Exercise directions
Take each line from the entries that holds "name" and copy it out.

Excerpts from an interface dataset:
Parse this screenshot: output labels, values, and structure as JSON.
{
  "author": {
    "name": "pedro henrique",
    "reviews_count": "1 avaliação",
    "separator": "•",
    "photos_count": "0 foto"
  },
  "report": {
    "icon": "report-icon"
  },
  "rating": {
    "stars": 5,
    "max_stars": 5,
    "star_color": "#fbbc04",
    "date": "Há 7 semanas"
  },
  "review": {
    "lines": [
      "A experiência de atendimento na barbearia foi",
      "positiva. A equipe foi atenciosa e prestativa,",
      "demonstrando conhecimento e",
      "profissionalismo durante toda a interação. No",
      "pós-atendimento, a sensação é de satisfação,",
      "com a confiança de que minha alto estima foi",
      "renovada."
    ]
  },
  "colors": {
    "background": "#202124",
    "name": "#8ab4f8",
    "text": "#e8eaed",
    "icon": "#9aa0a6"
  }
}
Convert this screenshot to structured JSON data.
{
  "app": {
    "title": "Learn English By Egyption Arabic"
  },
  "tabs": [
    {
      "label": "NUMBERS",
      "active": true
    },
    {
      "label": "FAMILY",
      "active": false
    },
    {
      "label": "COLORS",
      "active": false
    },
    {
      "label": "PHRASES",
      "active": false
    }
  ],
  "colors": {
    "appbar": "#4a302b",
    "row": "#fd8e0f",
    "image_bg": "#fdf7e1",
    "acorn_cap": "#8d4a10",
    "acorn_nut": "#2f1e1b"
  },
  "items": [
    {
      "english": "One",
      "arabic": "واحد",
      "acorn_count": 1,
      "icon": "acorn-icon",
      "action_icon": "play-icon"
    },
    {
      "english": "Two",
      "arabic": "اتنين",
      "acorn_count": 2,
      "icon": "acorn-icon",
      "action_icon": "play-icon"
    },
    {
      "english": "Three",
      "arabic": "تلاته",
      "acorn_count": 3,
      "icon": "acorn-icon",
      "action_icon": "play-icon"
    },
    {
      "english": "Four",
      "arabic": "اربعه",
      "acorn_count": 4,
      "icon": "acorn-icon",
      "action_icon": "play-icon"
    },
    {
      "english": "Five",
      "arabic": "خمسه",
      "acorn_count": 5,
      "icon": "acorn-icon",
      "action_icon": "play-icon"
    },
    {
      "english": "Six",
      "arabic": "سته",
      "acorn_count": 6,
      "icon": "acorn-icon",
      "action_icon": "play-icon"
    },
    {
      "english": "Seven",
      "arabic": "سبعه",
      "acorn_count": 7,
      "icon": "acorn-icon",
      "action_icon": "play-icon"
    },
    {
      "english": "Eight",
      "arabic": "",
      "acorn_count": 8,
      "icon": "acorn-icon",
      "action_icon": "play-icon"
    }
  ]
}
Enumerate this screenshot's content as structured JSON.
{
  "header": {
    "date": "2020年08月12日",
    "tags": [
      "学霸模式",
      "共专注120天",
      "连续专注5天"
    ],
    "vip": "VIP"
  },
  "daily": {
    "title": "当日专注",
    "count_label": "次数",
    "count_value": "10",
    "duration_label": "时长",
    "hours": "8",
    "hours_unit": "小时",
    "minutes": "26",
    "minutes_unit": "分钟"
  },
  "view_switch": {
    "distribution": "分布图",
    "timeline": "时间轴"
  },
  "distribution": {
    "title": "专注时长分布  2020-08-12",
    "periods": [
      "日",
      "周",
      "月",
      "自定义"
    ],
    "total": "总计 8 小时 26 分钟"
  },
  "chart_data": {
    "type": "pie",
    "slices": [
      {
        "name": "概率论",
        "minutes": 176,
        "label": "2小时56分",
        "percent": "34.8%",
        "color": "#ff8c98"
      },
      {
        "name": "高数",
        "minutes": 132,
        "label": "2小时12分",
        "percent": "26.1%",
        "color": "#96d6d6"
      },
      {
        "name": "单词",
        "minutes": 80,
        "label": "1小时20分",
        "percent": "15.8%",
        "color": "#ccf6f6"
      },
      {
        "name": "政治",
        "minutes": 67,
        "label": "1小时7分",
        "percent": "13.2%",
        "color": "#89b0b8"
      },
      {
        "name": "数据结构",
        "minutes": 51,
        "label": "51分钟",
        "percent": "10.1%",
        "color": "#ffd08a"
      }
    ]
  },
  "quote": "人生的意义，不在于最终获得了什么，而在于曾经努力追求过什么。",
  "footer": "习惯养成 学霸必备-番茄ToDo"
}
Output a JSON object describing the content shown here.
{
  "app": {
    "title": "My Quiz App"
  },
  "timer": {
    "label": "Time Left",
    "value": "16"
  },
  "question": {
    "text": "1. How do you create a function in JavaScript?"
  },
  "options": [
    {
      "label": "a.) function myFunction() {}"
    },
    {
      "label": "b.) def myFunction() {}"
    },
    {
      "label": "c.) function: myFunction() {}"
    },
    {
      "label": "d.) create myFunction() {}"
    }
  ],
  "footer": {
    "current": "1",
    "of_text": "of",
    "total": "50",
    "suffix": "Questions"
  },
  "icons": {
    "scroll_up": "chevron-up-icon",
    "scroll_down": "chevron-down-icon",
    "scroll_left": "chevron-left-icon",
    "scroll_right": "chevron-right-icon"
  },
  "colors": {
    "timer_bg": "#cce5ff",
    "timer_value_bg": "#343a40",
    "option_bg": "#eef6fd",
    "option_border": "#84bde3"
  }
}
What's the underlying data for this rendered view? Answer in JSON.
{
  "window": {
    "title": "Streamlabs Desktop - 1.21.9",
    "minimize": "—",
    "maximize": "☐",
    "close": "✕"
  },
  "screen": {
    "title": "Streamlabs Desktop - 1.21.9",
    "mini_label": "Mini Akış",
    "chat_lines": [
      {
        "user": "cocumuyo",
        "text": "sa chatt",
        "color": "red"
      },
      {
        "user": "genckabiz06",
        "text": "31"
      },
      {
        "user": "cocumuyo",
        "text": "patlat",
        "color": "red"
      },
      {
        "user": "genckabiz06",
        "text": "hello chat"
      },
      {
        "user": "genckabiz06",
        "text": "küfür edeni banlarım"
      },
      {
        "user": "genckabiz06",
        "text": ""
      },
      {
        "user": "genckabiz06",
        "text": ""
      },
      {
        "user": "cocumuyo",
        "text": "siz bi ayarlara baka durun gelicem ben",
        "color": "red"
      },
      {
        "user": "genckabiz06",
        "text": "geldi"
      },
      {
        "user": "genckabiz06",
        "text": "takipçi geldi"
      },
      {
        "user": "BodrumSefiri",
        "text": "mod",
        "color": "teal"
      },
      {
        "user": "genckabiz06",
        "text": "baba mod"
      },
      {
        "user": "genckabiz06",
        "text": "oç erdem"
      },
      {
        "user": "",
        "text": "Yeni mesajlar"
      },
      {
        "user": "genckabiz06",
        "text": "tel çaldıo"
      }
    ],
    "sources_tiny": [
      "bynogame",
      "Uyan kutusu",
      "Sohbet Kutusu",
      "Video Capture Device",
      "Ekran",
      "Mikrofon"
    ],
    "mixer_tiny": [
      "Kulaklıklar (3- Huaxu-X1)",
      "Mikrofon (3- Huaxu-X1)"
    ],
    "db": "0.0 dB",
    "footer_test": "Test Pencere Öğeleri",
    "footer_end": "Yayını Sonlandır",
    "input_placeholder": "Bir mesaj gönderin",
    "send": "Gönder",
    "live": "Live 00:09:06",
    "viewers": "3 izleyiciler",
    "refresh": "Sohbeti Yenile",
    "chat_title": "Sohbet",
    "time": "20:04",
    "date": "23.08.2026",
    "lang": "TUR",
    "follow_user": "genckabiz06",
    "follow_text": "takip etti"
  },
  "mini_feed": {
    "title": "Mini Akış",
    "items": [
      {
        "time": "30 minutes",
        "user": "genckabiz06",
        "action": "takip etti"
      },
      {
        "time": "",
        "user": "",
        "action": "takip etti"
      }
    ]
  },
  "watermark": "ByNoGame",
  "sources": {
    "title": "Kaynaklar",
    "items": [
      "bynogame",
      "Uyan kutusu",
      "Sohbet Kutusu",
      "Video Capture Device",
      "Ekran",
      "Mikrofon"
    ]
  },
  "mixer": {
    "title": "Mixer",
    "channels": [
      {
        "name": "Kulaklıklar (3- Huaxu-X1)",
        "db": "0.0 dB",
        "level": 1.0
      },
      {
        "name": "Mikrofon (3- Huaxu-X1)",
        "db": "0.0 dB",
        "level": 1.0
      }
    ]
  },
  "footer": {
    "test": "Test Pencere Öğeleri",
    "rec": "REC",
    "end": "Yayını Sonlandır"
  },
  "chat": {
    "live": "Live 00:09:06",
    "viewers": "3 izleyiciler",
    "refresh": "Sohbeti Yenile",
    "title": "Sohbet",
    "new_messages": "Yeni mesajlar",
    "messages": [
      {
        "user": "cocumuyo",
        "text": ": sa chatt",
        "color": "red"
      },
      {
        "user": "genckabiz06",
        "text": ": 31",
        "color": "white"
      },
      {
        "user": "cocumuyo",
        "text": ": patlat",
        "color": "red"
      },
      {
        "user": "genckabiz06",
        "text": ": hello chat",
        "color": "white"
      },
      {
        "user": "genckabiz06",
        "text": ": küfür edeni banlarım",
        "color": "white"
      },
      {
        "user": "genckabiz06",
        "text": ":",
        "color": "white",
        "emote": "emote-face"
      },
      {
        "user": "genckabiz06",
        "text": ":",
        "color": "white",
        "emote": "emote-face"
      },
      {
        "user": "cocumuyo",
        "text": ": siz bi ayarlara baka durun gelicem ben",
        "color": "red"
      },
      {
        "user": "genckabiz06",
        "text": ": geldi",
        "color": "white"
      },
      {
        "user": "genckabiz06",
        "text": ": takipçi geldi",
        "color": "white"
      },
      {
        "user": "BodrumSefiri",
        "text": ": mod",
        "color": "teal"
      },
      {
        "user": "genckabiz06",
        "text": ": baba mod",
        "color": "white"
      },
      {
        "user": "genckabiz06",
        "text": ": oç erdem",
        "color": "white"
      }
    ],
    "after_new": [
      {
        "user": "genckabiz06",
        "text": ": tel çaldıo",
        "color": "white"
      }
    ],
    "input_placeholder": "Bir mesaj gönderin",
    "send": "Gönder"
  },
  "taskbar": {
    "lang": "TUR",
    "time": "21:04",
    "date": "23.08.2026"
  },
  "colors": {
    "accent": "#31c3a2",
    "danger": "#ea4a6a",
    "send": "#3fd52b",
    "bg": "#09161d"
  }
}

Written response
    "name": "pedro henrique",
    "name": "#8ab4f8",
        "name": "概率论",
        "name": "高数",
        "name": "单词",
        "name": "政治",
        "name": "数据结构",
        "name": "Kulaklıklar (3- Huaxu-X1)",
        "name": "Mikrofon (3- Huaxu-X1)",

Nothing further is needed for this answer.